Wadley Crushed Stone Company, LLC v. Positive Step, Inc.
Plaintiff, an Alabama granite processing business, worked with Defendant, a corporation that represents manufacturers in the sale of equipment used in the granite industry. Five years after the plant was completed, Plaintiff sued Defendant in Alabama state court, arguing, among other things, that Defendant breached its contract with Plaintiff. The district court granted summary judgment on the breach of contract claims. As to Defendant’s counterclaim, the district court determined Plaintiff had to pay the unpaid invoices and granted summary judgment on the counterclaim as well.

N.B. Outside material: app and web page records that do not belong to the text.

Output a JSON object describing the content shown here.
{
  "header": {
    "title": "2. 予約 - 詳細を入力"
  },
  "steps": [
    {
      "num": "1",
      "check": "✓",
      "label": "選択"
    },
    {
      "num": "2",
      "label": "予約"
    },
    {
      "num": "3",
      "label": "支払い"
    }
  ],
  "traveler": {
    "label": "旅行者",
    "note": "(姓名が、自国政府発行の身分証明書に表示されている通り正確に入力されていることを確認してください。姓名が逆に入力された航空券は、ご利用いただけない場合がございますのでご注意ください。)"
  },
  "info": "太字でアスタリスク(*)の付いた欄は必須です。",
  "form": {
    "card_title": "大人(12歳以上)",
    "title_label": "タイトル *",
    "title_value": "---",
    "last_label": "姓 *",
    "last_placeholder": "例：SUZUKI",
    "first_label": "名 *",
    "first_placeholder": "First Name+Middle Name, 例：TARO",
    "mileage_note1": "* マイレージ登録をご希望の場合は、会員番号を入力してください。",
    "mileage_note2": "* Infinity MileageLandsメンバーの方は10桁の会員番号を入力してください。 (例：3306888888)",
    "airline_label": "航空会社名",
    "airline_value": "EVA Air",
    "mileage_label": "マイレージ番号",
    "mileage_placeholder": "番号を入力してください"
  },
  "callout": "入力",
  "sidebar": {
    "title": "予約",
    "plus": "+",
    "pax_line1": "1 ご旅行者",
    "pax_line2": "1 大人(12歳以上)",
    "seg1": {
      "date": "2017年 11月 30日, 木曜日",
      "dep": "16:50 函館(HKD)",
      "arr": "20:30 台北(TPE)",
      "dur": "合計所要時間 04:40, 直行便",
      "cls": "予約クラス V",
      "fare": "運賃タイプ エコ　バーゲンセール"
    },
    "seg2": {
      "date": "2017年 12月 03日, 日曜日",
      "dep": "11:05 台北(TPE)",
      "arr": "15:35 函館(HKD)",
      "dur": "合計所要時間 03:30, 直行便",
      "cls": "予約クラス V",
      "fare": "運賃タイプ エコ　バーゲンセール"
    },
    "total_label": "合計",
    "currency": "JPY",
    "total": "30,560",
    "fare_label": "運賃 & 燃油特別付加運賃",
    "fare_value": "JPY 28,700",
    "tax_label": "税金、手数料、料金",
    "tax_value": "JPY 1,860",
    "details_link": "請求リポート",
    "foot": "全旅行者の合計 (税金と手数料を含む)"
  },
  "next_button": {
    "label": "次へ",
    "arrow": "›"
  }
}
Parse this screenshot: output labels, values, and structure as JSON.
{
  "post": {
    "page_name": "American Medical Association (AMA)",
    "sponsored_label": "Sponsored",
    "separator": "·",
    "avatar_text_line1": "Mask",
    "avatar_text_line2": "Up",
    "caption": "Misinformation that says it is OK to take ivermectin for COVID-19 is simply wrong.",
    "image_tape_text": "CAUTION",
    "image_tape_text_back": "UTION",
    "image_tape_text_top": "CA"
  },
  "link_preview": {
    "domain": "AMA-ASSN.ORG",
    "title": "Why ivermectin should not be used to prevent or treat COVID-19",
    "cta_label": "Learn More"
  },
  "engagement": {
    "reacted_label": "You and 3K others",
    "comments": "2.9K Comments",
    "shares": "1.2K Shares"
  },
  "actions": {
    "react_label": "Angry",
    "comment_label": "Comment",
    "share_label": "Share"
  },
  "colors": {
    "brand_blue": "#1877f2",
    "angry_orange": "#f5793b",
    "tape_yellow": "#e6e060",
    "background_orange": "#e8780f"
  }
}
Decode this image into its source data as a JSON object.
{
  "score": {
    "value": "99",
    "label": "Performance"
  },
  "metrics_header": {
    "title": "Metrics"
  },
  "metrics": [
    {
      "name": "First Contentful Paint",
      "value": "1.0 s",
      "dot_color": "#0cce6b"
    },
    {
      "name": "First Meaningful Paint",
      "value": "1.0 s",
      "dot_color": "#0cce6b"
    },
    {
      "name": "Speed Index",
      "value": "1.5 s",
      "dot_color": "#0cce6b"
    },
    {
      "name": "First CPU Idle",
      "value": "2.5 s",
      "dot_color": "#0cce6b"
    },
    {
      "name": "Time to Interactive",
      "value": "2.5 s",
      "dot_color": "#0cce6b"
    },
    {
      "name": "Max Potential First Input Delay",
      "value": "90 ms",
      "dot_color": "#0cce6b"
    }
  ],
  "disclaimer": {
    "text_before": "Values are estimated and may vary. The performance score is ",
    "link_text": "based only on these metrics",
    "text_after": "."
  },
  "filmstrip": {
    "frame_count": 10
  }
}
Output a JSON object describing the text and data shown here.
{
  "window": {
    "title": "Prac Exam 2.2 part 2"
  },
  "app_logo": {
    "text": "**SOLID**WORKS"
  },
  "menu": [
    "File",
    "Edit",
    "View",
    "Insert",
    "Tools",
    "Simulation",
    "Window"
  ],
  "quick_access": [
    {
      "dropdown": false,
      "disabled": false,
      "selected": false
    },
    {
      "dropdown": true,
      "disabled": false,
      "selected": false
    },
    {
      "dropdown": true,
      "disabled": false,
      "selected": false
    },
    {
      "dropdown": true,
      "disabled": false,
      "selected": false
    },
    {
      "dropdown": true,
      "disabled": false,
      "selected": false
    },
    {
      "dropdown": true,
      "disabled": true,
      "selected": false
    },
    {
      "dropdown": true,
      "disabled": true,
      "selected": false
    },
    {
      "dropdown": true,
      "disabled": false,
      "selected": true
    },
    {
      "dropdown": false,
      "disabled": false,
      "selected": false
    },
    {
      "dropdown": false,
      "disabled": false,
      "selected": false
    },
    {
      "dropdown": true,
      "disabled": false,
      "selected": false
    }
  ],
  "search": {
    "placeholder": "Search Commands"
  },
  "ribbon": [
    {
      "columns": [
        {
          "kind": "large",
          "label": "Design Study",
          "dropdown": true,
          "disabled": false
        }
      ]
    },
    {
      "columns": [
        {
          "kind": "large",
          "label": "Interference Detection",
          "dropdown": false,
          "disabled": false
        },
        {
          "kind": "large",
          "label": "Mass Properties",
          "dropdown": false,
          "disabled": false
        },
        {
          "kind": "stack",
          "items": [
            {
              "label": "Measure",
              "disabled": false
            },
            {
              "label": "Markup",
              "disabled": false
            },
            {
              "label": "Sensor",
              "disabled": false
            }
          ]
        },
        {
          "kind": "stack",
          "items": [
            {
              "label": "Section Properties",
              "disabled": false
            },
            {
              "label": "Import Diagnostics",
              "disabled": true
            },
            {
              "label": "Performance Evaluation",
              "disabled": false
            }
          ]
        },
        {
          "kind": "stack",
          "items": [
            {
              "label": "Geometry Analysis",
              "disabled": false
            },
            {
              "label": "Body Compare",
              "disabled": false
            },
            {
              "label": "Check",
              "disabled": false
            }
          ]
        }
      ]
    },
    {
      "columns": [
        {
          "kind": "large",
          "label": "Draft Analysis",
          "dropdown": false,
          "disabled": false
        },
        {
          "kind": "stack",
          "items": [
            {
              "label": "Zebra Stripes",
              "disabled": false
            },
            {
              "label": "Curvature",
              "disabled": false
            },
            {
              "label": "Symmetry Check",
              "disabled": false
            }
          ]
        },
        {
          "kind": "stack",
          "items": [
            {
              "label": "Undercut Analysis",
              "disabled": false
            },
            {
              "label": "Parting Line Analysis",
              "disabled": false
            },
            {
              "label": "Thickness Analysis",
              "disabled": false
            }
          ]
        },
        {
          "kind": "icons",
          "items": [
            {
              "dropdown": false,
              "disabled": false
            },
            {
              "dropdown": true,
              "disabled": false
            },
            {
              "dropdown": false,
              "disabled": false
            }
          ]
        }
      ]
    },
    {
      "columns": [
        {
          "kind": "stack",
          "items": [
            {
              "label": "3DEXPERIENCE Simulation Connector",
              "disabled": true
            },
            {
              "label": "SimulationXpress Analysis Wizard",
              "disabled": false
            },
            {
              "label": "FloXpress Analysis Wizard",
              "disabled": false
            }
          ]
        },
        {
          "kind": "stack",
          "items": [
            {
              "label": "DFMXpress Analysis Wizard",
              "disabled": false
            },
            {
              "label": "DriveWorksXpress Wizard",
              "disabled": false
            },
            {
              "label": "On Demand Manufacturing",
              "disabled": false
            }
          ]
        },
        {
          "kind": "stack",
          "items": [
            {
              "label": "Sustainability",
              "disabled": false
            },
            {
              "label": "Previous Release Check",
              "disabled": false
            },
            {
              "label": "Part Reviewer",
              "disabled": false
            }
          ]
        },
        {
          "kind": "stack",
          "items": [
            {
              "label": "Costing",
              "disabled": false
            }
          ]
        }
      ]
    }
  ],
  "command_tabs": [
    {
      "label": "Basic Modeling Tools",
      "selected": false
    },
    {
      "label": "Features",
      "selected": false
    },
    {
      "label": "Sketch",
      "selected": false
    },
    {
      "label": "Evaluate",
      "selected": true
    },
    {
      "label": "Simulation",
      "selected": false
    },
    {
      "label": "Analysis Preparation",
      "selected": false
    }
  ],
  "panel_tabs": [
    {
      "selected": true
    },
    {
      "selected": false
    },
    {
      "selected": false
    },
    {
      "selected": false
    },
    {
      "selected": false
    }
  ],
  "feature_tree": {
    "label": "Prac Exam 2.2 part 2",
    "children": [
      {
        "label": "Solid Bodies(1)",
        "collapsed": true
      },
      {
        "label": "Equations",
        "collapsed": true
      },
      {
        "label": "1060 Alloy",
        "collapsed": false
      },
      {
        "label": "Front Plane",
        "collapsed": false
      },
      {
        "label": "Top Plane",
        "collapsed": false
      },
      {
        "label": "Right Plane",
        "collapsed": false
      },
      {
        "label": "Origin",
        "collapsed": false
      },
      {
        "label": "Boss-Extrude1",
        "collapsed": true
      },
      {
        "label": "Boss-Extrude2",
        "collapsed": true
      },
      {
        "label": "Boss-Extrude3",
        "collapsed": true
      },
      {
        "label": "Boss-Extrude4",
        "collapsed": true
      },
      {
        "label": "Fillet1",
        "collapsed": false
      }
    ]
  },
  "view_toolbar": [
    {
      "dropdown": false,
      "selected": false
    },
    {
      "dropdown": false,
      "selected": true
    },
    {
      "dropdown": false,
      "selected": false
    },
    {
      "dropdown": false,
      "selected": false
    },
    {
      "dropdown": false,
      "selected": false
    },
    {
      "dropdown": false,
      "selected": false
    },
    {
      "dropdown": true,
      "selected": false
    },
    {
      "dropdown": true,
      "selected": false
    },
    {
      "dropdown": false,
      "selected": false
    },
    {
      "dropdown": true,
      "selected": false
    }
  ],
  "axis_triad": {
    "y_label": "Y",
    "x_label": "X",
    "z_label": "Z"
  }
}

Plaintiff appealed the district court’s orders On appeal, the Eleventh Circuit affirmed the district court’s grant of summary judgment finding that Plaintiff’s claim was time-barred. The court also affirmed the grant of summary judgment and denial of reconsideration as to Defendant’s counterclaim for unpaid invoices. The court held that summary judgment is appropriate, because this is a contract for goods, and the UCC’s applicable four-year statute of limitations has passed. The court reasoned that Plaintiff has cited no record document or case to suggest that the contracting parties agreed to the markups as disguised service charges, and it seems more logical to conclude that a sale of equipment will include a margin of profit for the seller. Further, the court held that Plaintiff’s argument on the statute of limitations defense is forfeited. The court reasoned that Plaintiff’s failure to raise the statute of limitations defense in its response to Defendant’s motion for summary judgment is not an “exceptional condition” that merits the court using its discretion. View "Wadley Crushed Stone Company, LLC v. Positive Step, Inc." on Justia Law